§ **Exercise description**
All lines from the one with "Read all visible content and emit it as JSON." to the end of the data: return those exactly, and only those.

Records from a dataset

--------

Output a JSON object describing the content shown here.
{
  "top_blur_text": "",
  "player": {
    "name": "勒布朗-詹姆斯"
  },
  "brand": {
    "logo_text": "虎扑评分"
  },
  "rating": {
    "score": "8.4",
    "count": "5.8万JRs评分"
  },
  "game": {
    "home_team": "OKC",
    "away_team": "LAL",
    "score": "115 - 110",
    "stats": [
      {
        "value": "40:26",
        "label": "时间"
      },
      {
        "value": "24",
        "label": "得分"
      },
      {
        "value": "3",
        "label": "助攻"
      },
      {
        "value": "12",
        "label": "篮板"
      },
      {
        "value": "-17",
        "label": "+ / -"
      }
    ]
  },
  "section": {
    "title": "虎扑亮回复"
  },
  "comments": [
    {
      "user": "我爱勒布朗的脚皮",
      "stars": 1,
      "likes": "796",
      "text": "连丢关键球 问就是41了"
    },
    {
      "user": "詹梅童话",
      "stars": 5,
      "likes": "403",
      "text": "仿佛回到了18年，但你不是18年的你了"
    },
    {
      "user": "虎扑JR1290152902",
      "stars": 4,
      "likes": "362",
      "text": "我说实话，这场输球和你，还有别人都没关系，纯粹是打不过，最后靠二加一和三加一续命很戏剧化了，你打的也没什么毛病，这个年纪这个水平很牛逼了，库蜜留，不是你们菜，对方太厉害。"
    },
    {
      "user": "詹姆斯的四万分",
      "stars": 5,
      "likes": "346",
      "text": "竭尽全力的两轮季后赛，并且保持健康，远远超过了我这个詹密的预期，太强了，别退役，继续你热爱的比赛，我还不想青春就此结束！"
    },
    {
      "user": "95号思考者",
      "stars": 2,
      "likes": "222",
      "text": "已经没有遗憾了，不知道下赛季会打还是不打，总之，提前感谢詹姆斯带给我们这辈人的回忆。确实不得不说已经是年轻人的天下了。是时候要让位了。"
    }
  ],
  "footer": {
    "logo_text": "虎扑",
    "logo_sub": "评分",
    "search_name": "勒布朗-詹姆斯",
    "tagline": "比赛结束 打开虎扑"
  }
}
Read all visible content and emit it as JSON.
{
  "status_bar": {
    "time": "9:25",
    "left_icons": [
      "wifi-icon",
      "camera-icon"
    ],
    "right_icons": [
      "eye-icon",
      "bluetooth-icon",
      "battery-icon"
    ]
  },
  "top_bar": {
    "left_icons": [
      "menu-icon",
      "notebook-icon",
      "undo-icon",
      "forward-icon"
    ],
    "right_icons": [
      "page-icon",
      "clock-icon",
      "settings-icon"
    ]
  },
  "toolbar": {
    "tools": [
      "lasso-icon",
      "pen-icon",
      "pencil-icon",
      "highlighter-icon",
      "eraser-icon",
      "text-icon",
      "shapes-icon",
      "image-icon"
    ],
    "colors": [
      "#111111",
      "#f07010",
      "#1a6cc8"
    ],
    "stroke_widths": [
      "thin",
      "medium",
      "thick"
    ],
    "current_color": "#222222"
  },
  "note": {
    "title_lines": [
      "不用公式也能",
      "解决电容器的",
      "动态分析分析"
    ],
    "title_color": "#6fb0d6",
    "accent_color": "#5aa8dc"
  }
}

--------

§ **Output for this task**
Read all visible content and emit it as JSON.
{
  "status_bar": {
    "time": "9:25",
    "left_icons": [
      "wifi-icon",
      "camera-icon"
    ],
    "right_icons": [
      "eye-icon",
      "bluetooth-icon",
      "battery-icon"
    ]
  },
  "top_bar": {
    "left_icons": [
      "menu-icon",
      "notebook-icon",
      "undo-icon",
      "forward-icon"
    ],
    "right_icons": [
      "page-icon",
      "clock-icon",
      "settings-icon"
    ]
  },
  "toolbar": {
    "tools": [
      "lasso-icon",
      "pen-icon",
      "pencil-icon",
      "highlighter-icon",
      "eraser-icon",
      "text-icon",
      "shapes-icon",
      "image-icon"
    ],
    "colors": [
      "#111111",
      "#f07010",
      "#1a6cc8"
    ],
    "stroke_widths": [
      "thin",
      "medium",
      "thick"
    ],
    "current_color": "#222222"
  },
  "note": {
    "title_lines": [
      "不用公式也能",
      "解决电容器的",
      "动态分析分析"
    ],
    "title_color": "#6fb0d6",
    "accent_color": "#5aa8dc"
  }
}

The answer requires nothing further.